What to produce => Could the data below be copied out in full, word for word?

Exercise data =>
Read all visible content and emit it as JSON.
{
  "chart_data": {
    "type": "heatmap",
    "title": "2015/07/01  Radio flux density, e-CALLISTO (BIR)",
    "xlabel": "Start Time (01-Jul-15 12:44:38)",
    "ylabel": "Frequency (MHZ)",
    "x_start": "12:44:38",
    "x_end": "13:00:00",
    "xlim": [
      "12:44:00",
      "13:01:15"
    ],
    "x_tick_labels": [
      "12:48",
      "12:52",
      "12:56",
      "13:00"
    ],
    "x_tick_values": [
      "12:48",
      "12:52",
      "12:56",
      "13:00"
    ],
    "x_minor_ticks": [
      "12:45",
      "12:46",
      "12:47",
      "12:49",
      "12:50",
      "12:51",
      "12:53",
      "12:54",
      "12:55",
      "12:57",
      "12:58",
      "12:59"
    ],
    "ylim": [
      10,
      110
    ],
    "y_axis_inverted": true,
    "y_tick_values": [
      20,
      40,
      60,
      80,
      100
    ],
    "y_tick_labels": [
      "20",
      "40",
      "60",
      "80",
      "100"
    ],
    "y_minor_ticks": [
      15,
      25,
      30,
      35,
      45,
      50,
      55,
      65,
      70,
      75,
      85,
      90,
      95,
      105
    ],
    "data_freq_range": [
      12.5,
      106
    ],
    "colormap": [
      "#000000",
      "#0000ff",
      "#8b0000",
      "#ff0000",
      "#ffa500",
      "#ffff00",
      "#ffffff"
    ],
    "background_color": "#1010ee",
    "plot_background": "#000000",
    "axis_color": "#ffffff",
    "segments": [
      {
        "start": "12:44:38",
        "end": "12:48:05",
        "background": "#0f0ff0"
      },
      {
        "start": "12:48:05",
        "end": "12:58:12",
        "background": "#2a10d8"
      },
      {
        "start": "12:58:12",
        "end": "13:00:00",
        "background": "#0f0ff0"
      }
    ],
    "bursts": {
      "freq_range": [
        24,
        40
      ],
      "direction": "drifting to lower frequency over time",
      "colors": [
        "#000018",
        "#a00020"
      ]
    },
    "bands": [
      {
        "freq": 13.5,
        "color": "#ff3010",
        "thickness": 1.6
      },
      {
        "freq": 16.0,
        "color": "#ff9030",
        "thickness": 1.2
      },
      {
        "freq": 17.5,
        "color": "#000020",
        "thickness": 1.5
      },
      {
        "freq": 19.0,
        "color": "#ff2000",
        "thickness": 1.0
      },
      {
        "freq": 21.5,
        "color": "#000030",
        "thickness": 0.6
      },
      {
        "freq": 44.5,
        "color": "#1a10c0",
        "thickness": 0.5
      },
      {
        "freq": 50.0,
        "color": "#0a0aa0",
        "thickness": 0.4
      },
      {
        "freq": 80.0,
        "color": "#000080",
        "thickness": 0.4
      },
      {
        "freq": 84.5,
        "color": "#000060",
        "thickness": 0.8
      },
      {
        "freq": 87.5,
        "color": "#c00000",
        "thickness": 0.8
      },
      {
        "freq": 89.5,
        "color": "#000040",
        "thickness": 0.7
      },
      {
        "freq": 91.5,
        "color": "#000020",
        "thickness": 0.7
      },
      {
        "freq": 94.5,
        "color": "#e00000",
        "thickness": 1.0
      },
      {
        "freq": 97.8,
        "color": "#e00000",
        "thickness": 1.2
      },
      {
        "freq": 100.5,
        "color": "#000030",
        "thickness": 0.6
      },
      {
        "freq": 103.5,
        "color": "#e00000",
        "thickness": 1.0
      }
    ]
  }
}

Answer space =>
Read all visible content and emit it as JSON.
{
  "chart_data": {
    "type": "heatmap",
    "title": "2015/07/01  Radio flux density, e-CALLISTO (BIR)",
    "xlabel": "Start Time (01-Jul-15 12:44:38)",
    "ylabel": "Frequency (MHZ)",
    "x_start": "12:44:38",
    "x_end": "13:00:00",
    "xlim": [
      "12:44:00",
      "13:01:15"
    ],
    "x_tick_labels": [
      "12:48",
      "12:52",
      "12:56",
      "13:00"
    ],
    "x_tick_values": [
      "12:48",
      "12:52",
      "12:56",
      "13:00"
    ],
    "x_minor_ticks": [
      "12:45",
      "12:46",
      "12:47",
      "12:49",
      "12:50",
      "12:51",
      "12:53",
      "12:54",
      "12:55",
      "12:57",
      "12:58",
      "12:59"
    ],
    "ylim": [
      10,
      110
    ],
    "y_axis_inverted": true,
    "y_tick_values": [
      20,
      40,
      60,
      80,
      100
    ],
    "y_tick_labels": [
      "20",
      "40",
      "60",
      "80",
      "100"
    ],
    "y_minor_ticks": [
      15,
      25,
      30,
      35,
      45,
      50,
      55,
      65,
      70,
      75,
      85,
      90,
      95,
      105
    ],
    "data_freq_range": [
      12.5,
      106
    ],
    "colormap": [
      "#000000",
      "#0000ff",
      "#8b0000",
      "#ff0000",
      "#ffa500",
      "#ffff00",
      "#ffffff"
    ],
    "background_color": "#1010ee",
    "plot_background": "#000000",
    "axis_color": "#ffffff",
    "segments": [
      {
        "start": "12:44:38",
        "end": "12:48:05",
        "background": "#0f0ff0"
      },
      {
        "start": "12:48:05",
        "end": "12:58:12",
        "background": "#2a10d8"
      },
      {
        "start": "12:58:12",
        "end": "13:00:00",
        "background": "#0f0ff0"
      }
    ],
    "bursts": {
      "freq_range": [
        24,
        40
      ],
      "direction": "drifting to lower frequency over time",
      "colors": [
        "#000018",
        "#a00020"
      ]
    },
    "bands": [
      {
        "freq": 13.5,
        "color": "#ff3010",
        "thickness": 1.6
      },
      {
        "freq": 16.0,
        "color": "#ff9030",
        "thickness": 1.2
      },
      {
        "freq": 17.5,
        "color": "#000020",
        "thickness": 1.5
      },
      {
        "freq": 19.0,
        "color": "#ff2000",
        "thickness": 1.0
      },
      {
        "freq": 21.5,
        "color": "#000030",
        "thickness": 0.6
      },
      {
        "freq": 44.5,
        "color": "#1a10c0",
        "thickness": 0.5
      },
      {
        "freq": 50.0,
        "color": "#0a0aa0",
        "thickness": 0.4
      },
      {
        "freq": 80.0,
        "color": "#000080",
        "thickness": 0.4
      },
      {
        "freq": 84.5,
        "color": "#000060",
        "thickness": 0.8
      },
      {
        "freq": 87.5,
        "color": "#c00000",
        "thickness": 0.8
      },
      {
        "freq": 89.5,
        "color": "#000040",
        "thickness": 0.7
      },
      {
        "freq": 91.5,
        "color": "#000020",
        "thickness": 0.7
      },
      {
        "freq": 94.5,
        "color": "#e00000",
        "thickness": 1.0
      },
      {
        "freq": 97.8,
        "color": "#e00000",
        "thickness": 1.2
      },
      {
        "freq": 100.5,
        "color": "#000030",
        "thickness": 0.6
      },
      {
        "freq": 103.5,
        "color": "#e00000",
        "thickness": 1.0
      }
    ]
  }
}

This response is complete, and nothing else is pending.